Way back then, a handful of bank execs, a couple of highbrow businessmen from Charlotte's old money families, and the occasional politician or government type usually made the list.
But that was before the market bubble burst and the banks began merging at the speed of light, before September 11 and Enron. One by one, Charlotte's beautiful people disengaged from public life, turning their attention to fortifying their own fortunes or keeping corporate knives out of their backs. Many weren't young to begin with, and the oldest of the powerful set simply faded into moneyed obscurity.
The economy eventually bounced back, but the titans never fully reengaged in the political game. In their stead, they left a power vacuum and a generation of lackluster politicians who were used to taking corporate marching orders. With no one else to take cues from, they've increasingly begun to follow the only people left who seem to have any sense of direction.
These days, if you ask political observers who the most powerful people in Charlotte are, they'll roll their eyes and give you the same two-word answer: City staff.
By this they mean the powerful cabal of high-level bureaucrats who work for Charlotte City Manager Pam Syfert, who in recent years has arguably become the most powerful person in Charlotte.
Syfert technically works for City Council, rather than the other way around, although it's sometimes hard to tell. Syfert has never let the Council stand in the way of her all-consuming vision, or her remarkable consolidation of power under the city crown.
Although it's usually Mayor Pat McCrory or the Council who take the heat on local talk radio for city policy -- or the praise for it from the Charlotte Observer -- it's really Syfert who controls the city's agenda with an iron fist and the City Council that does the rubber-stamping.
Don't let Syfert's sweet, soft-spoken demeanor and insistence that she takes her direction from the Council fool you. She's a master at subtly railroading the politicians she works for. That doesn't mean that they don't rein her in from time to time, but that usually only happens when the Council is facing down an angry mob that's been jerked around by city bureaucrats hard enough that they've actually organized and come to a Council meeting. But in the absence of an angry neighborhood mob, Syfert rarely faces difficult questions from the Council.
Syfert traffics in information the way a drug lord traffics in cocaine. When Council members ask too many pointed questions about a pet project that is part of Her Plan, they find themselves essentially cut off, spinning in a whirlwind of polite smiles, half-answers and bureaucratic minutiae.

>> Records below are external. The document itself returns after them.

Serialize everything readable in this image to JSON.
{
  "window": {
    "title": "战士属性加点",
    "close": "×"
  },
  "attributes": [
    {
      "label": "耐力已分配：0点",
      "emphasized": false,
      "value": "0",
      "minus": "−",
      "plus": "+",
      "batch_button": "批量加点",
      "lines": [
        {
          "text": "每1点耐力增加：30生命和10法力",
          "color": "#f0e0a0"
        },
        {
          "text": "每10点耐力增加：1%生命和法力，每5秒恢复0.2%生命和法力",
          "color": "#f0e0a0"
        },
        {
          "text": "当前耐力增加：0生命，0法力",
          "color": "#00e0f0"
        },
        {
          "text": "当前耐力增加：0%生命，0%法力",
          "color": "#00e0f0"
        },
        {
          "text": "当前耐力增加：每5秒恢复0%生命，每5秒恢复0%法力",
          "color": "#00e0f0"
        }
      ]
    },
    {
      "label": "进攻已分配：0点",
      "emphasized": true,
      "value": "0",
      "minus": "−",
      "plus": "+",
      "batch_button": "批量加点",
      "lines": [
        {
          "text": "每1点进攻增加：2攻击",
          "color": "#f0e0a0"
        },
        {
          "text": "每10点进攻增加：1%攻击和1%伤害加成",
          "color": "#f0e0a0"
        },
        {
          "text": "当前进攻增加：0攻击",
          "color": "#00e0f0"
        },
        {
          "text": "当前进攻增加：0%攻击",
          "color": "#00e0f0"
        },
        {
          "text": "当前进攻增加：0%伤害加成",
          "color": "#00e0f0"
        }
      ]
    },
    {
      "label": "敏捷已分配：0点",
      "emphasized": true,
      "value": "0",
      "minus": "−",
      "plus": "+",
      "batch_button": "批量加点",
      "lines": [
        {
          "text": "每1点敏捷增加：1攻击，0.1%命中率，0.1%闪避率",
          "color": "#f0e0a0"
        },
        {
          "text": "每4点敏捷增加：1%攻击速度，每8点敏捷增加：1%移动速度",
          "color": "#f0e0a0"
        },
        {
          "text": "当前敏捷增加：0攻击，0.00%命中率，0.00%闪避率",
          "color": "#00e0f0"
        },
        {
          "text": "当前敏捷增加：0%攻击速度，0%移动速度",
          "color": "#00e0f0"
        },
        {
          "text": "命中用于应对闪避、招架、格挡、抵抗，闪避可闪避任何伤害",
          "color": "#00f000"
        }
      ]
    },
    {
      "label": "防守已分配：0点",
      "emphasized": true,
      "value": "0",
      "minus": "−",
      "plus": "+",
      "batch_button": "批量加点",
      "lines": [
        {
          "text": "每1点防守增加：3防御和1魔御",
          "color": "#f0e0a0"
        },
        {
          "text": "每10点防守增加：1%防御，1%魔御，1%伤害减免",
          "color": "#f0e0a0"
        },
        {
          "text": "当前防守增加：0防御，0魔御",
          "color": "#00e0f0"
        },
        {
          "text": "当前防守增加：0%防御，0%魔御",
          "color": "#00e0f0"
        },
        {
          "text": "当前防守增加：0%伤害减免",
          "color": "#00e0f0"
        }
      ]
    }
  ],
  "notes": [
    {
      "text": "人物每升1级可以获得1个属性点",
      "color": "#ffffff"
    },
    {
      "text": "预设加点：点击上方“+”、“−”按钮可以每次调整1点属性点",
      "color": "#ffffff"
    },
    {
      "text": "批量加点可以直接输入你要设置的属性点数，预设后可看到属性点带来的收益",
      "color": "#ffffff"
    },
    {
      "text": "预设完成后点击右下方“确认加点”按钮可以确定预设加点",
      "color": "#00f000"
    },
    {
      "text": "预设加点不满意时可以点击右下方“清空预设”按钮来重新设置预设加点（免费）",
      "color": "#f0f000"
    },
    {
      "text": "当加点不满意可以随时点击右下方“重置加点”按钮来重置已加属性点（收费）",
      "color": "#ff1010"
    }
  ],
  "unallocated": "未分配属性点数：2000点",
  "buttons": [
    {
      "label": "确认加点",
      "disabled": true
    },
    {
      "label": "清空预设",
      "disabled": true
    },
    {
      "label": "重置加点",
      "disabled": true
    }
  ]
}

Syfert clearly prefers to ask forgiveness rather than ask permission. That's why Council members rarely learn the real costs, or the most politically unpalatable details, of controversial projects until after they've approved them, at which point confusion ensues and the City Council comes out looking dumb. In the process, Council members come to learn shocking truths, like, for instance, that they've voted for a plan that will pull police officers off-duty or pay them overtime to provide free traffic control to the Bobcats at a cost of approximately $20 million over the life of the contract. This is typical Syfert.
Riding The Rails
To understand the impact Syfert has had, you've got to go back to the October 1996 reception celebrating her ascension to the post of City Manager after 24 years of service to the city.
Back then, battling traffic congestion by building more roads was the holy grail of local politics, an issue that had decided mayoral contests and sunk politicians unwilling to go along.
As was expected, Syfert paid homage to asphalt in her comments that day, promising to balance building roads with "public safety concerns."
She didn't mean it. In fact, Syfert promptly proceeded to do the opposite. Roads just didn't fit into her plan. According to the Syfert dogma, which would eventually become conventional wisdom here, a strong urban core is the answer to every problem. Nothing bad could ever befall a city with a strong urban core. What's more, uptown had to be expanded beyond the chokehold of the John Belk Freeway if it were to prosper, preferably in the South Boulevard direction. A trolley, light rail or some combination thereof would justify, both legally and publicly, the demolition and rebuilding of an entire decrepit corridor. It would also make whatever governmental entity that controlled the transit lines the premier power player in the development of the new uptown, a fact that wasn't lost on Syfert.